[Interface dataset entries]
---------------

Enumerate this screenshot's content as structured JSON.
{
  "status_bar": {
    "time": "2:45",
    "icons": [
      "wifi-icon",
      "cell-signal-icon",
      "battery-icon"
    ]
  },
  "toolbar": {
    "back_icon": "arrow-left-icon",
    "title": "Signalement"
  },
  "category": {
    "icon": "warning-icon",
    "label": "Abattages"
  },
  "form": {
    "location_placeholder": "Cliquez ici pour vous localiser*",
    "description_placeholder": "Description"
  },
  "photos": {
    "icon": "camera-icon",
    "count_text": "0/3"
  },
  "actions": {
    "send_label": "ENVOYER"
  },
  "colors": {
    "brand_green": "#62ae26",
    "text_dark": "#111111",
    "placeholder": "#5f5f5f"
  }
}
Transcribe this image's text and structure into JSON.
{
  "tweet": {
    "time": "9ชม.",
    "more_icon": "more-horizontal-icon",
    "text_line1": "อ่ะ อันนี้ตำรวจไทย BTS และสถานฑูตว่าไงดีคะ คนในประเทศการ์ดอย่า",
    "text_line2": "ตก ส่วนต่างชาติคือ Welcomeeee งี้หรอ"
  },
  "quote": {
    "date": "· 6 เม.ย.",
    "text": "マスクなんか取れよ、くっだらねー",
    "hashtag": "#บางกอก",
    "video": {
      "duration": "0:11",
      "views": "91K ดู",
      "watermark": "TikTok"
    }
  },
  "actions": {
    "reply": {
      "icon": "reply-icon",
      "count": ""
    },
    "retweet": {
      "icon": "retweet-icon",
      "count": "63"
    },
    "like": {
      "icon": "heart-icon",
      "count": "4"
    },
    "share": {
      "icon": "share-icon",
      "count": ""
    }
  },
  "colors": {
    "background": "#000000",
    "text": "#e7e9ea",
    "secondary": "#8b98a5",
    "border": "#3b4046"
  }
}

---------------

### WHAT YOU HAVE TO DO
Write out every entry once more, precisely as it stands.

### FINISHED TASK
Enumerate this screenshot's content as structured JSON.
{
  "status_bar": {
    "time": "2:45",
    "icons": [
      "wifi-icon",
      "cell-signal-icon",
      "battery-icon"
    ]
  },
  "toolbar": {
    "back_icon": "arrow-left-icon",
    "title": "Signalement"
  },
  "category": {
    "icon": "warning-icon",
    "label": "Abattages"
  },
  "form": {
    "location_placeholder": "Cliquez ici pour vous localiser*",
    "description_placeholder": "Description"
  },
  "photos": {
    "icon": "camera-icon",
    "count_text": "0/3"
  },
  "actions": {
    "send_label": "ENVOYER"
  },
  "colors": {
    "brand_green": "#62ae26",
    "text_dark": "#111111",
    "placeholder": "#5f5f5f"
  }
}
Transcribe this image's text and structure into JSON.
{
  "tweet": {
    "time": "9ชม.",
    "more_icon": "more-horizontal-icon",
    "text_line1": "อ่ะ อันนี้ตำรวจไทย BTS และสถานฑูตว่าไงดีคะ คนในประเทศการ์ดอย่า",
    "text_line2": "ตก ส่วนต่างชาติคือ Welcomeeee งี้หรอ"
  },
  "quote": {
    "date": "· 6 เม.ย.",
    "text": "マスクなんか取れよ、くっだらねー",
    "hashtag": "#บางกอก",
    "video": {
      "duration": "0:11",
      "views": "91K ดู",
      "watermark": "TikTok"
    }
  },
  "actions": {
    "reply": {
      "icon": "reply-icon",
      "count": ""
    },
    "retweet": {
      "icon": "retweet-icon",
      "count": "63"
    },
    "like": {
      "icon": "heart-icon",
      "count": "4"
    },
    "share": {
      "icon": "share-icon",
      "count": ""
    }
  },
  "colors": {
    "background": "#000000",
    "text": "#e7e9ea",
    "secondary": "#8b98a5",
    "border": "#3b4046"
  }
}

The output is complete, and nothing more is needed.